**DATA**
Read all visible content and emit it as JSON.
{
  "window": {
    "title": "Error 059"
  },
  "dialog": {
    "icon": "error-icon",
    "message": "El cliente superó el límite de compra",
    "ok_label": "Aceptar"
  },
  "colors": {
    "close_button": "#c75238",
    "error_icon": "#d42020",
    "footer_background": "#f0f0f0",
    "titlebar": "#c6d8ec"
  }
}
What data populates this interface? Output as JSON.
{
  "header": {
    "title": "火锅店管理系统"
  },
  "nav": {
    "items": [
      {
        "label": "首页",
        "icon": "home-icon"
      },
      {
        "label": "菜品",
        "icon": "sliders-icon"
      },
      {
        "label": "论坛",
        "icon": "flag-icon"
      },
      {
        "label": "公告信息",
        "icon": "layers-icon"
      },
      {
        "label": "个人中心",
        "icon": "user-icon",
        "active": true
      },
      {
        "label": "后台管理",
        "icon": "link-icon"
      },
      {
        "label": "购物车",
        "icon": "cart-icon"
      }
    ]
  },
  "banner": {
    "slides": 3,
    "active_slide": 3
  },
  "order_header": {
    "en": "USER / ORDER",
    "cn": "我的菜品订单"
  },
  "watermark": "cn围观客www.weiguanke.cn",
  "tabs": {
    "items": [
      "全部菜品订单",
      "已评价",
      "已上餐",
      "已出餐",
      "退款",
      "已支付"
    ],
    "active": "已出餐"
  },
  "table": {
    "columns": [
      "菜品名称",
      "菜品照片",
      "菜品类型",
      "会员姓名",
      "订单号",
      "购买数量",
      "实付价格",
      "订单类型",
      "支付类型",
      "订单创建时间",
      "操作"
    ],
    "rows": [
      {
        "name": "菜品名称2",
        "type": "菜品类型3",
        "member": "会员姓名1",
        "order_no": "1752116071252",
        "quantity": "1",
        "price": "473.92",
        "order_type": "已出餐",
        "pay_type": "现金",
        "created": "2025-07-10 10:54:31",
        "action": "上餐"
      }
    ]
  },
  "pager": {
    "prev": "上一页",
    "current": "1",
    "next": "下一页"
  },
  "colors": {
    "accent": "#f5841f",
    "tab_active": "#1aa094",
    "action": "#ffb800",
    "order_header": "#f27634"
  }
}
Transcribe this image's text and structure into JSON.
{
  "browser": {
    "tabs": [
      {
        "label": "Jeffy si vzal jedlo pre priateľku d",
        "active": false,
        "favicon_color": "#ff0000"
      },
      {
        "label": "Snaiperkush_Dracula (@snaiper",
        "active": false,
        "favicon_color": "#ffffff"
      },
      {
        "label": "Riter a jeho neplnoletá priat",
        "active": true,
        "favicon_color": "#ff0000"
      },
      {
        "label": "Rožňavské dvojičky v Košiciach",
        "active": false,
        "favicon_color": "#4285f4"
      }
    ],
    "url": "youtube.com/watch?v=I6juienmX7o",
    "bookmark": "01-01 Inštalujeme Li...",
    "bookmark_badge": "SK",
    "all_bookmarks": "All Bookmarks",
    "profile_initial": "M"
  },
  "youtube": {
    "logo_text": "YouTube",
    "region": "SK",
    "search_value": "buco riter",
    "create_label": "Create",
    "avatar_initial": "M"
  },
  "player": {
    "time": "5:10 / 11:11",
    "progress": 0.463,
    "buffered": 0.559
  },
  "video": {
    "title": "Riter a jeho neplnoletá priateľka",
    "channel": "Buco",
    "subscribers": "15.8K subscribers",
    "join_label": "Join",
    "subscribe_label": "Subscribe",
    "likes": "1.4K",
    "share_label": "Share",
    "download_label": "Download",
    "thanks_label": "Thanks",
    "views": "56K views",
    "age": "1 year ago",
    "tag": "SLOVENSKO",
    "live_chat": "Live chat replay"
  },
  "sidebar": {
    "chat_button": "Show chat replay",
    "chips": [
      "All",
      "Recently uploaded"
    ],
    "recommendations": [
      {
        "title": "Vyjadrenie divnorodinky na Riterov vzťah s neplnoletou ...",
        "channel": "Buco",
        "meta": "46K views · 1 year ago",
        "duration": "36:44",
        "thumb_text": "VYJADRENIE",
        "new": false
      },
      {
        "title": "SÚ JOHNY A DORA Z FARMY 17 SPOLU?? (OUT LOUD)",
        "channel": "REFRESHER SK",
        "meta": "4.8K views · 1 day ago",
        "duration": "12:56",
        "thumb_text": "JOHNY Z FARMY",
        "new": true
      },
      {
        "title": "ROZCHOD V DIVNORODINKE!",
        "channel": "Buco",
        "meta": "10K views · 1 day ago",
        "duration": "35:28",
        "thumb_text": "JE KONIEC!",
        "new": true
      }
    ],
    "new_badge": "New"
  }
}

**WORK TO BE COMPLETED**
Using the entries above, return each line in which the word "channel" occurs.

**RESPONSE**
    "channel": "Buco",
        "channel": "Buco",
        "channel": "REFRESHER SK",
        "channel": "Buco",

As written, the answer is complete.